With the ever-changing working world that no longer abides strictly by a 9-5 schedule and includes enough user-friendly technology to turn any place into an office, it’s become easier to work super long hours and ignore your better half.
However, according to researchers from The Tavistock Institute, pulling long hours is not as detrimental to romantic relationships as we think.
After interviewing 285 couples, it was discovered those affected by long workdays compensate for moments lost with their partner by making the most of free time spent together. That said, career-driven participants in this study were not naïve, however, accepting the fact that working long days does not allow them to have everything they want in their personal lives.
Reads an excerpt from the study, which was published in the Human Relations journal: “There was no negative association between working time and relationship satisfaction…Our results challenge the common-sense assumption about a negative association between working time and relationship outcomes.”
Naturally, 285 couples is a real small sample size, especially considering the global population is above the seven billion mark. That, and no two dual-career relationships are alike: issues are bound to arise because of the juggling required. Thus, saying there is “no negative association between working time and relationship satisfaction,” may be a bit of a stretch.

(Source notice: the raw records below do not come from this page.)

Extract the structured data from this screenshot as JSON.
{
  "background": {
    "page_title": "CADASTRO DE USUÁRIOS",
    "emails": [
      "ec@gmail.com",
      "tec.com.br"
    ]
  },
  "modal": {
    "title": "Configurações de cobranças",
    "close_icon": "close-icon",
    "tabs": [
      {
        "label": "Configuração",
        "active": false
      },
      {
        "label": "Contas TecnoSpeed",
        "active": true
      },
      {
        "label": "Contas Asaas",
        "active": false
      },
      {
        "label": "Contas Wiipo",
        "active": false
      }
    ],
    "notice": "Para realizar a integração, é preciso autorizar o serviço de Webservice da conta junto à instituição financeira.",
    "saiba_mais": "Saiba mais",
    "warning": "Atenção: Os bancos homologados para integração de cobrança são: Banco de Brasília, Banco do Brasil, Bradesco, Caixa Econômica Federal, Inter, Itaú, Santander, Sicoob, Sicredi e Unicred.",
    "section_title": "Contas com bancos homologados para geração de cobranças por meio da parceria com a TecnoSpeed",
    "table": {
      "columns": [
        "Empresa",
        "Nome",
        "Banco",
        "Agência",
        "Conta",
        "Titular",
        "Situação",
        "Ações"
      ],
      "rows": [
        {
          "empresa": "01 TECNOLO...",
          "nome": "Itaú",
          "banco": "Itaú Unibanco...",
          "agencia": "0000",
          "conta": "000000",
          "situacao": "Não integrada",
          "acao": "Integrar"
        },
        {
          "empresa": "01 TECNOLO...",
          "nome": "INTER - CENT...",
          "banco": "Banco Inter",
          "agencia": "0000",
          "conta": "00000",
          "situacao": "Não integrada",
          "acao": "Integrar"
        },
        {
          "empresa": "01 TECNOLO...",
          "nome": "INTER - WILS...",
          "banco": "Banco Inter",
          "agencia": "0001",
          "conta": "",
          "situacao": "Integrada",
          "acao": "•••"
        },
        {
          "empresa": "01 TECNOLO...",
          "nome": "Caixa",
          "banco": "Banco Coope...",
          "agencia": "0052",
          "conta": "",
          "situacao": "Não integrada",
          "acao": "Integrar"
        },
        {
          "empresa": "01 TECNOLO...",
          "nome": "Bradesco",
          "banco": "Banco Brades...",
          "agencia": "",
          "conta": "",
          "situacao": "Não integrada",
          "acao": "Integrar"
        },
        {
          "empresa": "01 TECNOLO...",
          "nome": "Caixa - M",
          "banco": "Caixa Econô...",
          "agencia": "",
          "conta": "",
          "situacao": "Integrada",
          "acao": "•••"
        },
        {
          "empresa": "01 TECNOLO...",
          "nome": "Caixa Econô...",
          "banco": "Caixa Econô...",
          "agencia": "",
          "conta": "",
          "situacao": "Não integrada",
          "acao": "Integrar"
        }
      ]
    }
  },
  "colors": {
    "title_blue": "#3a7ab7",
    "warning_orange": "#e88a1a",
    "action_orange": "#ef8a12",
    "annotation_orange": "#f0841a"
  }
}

Perhaps staying in tune with the unique ebbs and flows of your situation and making sure that whatever you’re doing makes you – as well as your partner – a pair of happy, fulfilled people, is the best way to go.